• WHAT YOU NEED TO DO
What you produce should be every line from the data that includes "Requests".

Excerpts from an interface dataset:
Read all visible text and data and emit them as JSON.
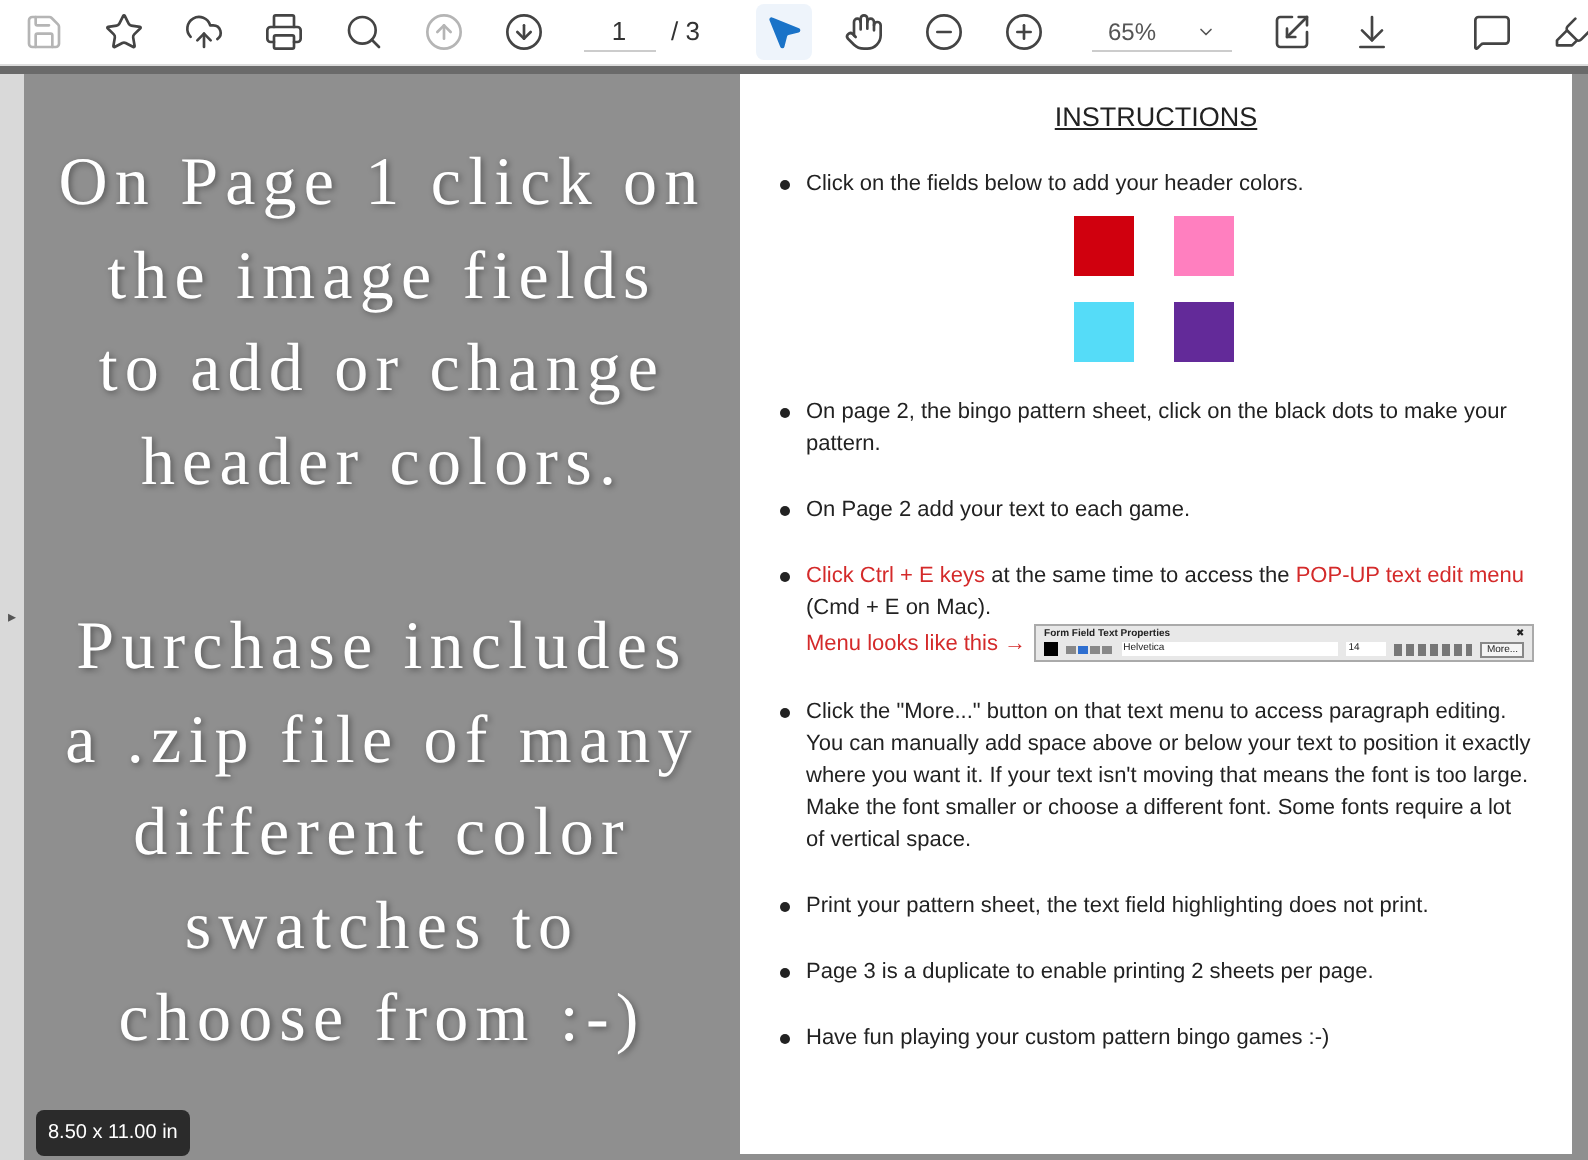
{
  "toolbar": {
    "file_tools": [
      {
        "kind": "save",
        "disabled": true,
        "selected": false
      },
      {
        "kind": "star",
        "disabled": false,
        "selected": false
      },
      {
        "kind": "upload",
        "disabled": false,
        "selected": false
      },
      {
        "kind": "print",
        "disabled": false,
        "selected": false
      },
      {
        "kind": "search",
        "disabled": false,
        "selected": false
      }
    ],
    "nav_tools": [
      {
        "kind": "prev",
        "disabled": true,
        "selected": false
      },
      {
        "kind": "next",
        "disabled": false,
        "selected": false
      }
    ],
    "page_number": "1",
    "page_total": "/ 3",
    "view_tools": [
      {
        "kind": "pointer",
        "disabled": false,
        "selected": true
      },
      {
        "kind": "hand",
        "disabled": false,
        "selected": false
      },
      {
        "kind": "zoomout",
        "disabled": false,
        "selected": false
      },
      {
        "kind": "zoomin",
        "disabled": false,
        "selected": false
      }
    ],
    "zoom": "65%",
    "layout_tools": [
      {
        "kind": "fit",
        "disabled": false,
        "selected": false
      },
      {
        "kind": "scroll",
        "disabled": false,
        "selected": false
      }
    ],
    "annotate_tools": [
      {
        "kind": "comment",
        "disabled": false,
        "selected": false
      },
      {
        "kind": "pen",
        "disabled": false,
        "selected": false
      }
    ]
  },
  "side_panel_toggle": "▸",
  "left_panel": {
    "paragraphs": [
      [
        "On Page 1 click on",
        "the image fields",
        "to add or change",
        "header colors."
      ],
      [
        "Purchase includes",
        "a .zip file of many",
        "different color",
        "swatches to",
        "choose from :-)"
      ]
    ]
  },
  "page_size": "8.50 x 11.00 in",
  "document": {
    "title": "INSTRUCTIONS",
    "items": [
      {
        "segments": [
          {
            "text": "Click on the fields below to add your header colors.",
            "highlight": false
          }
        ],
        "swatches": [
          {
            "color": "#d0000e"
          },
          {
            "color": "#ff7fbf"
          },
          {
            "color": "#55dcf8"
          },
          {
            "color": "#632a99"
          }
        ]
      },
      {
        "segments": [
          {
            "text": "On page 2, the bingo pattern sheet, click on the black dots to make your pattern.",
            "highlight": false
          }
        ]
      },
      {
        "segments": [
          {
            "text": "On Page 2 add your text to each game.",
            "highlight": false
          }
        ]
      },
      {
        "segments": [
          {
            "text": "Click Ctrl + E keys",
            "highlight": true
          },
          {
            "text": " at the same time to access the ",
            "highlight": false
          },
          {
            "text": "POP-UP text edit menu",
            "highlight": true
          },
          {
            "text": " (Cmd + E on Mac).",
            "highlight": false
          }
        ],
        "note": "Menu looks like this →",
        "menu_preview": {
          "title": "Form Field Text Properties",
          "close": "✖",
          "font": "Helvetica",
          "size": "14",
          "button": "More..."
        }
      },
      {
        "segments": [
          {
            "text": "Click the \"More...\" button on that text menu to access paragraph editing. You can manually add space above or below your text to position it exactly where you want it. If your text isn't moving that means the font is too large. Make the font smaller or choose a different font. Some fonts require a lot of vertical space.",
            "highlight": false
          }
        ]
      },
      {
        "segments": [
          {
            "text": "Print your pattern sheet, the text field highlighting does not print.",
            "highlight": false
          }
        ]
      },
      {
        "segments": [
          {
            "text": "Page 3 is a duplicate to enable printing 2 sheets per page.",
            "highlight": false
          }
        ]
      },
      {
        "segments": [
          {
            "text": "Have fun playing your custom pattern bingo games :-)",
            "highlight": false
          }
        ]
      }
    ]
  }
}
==
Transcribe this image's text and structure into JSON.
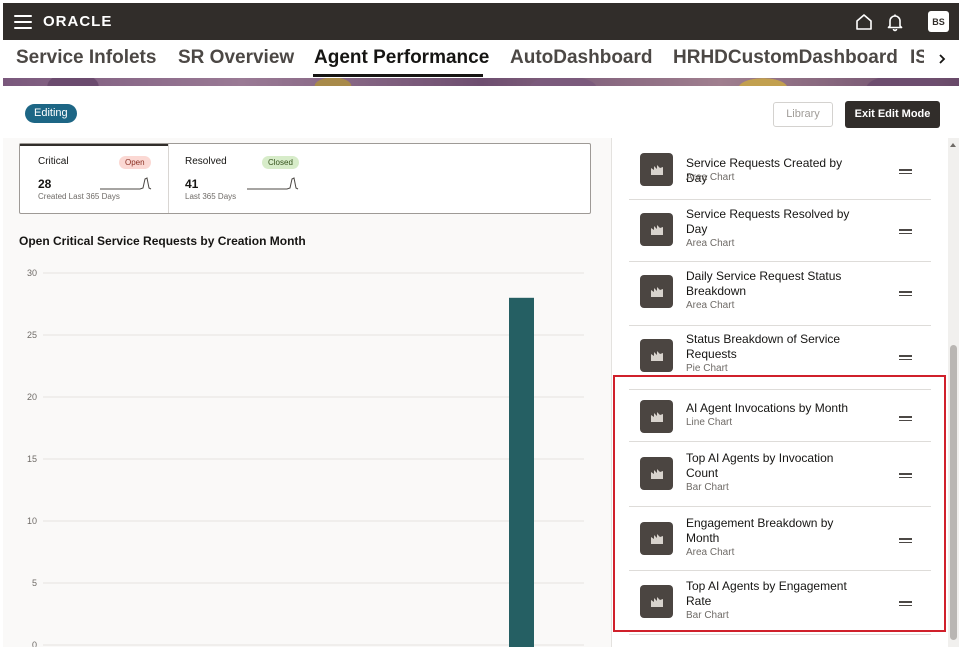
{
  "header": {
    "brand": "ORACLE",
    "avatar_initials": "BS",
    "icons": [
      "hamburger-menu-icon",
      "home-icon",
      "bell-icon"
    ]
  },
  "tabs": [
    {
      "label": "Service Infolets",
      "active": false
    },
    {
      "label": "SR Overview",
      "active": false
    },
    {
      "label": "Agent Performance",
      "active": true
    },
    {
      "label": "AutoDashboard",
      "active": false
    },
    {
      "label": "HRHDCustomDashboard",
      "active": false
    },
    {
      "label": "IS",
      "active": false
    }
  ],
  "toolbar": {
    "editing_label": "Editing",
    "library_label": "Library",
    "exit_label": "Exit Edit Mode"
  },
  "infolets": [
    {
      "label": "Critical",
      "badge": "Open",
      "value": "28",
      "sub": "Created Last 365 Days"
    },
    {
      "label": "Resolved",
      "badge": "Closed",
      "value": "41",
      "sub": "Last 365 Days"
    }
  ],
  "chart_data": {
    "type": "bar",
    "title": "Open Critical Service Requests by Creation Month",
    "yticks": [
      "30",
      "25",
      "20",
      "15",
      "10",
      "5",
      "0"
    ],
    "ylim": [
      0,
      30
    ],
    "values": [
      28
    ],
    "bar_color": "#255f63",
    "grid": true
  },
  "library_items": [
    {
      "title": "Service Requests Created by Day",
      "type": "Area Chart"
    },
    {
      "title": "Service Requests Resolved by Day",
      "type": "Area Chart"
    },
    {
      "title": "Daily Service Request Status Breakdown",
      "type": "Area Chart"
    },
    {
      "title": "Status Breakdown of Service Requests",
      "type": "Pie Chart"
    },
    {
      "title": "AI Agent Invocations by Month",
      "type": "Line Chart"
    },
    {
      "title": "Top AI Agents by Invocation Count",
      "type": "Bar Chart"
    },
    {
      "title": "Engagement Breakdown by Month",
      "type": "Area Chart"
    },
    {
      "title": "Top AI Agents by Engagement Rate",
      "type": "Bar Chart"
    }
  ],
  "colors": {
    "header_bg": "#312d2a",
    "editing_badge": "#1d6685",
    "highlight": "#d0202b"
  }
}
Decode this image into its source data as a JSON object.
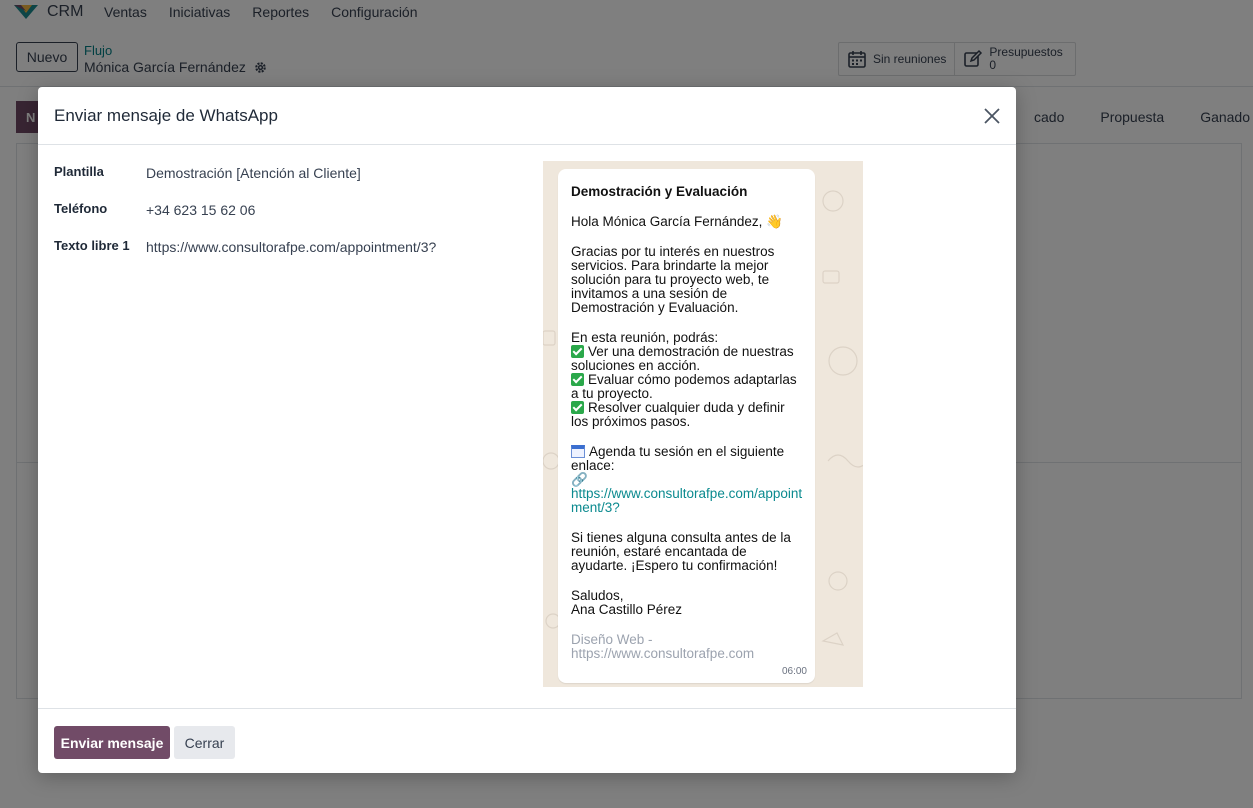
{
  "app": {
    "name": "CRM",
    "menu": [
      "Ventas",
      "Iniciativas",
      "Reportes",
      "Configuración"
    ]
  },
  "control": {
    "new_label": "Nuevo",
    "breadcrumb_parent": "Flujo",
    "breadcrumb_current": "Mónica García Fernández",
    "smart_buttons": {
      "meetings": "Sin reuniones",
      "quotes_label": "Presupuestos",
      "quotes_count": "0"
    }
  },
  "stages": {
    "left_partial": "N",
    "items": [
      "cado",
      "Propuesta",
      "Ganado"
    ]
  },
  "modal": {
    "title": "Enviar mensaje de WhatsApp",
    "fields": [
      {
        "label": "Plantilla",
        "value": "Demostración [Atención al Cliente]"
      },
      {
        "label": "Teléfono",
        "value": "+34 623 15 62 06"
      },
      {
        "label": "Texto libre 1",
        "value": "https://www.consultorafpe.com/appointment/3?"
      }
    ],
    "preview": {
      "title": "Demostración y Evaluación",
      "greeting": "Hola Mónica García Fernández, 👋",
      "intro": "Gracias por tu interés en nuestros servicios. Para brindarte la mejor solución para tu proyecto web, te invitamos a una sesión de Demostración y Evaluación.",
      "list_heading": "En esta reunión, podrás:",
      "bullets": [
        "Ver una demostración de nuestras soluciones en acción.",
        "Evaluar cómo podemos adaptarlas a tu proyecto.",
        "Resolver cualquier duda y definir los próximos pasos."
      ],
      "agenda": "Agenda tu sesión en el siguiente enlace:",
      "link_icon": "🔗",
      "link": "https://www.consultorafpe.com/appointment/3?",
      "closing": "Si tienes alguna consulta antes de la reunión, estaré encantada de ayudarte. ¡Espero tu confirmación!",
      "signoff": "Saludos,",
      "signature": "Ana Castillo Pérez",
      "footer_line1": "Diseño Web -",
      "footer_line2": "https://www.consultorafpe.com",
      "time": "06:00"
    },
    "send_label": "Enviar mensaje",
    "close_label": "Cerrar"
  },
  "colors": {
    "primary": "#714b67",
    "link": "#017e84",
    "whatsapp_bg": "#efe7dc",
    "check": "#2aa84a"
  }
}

• ANSWER TO THIS EXERCISE
    "title": "Open Critical Service Requests by Creation Month",
      "title": "Service Requests Created by Day",
      "title": "Service Requests Resolved by Day",
      "title": "Status Breakdown of Service Requests",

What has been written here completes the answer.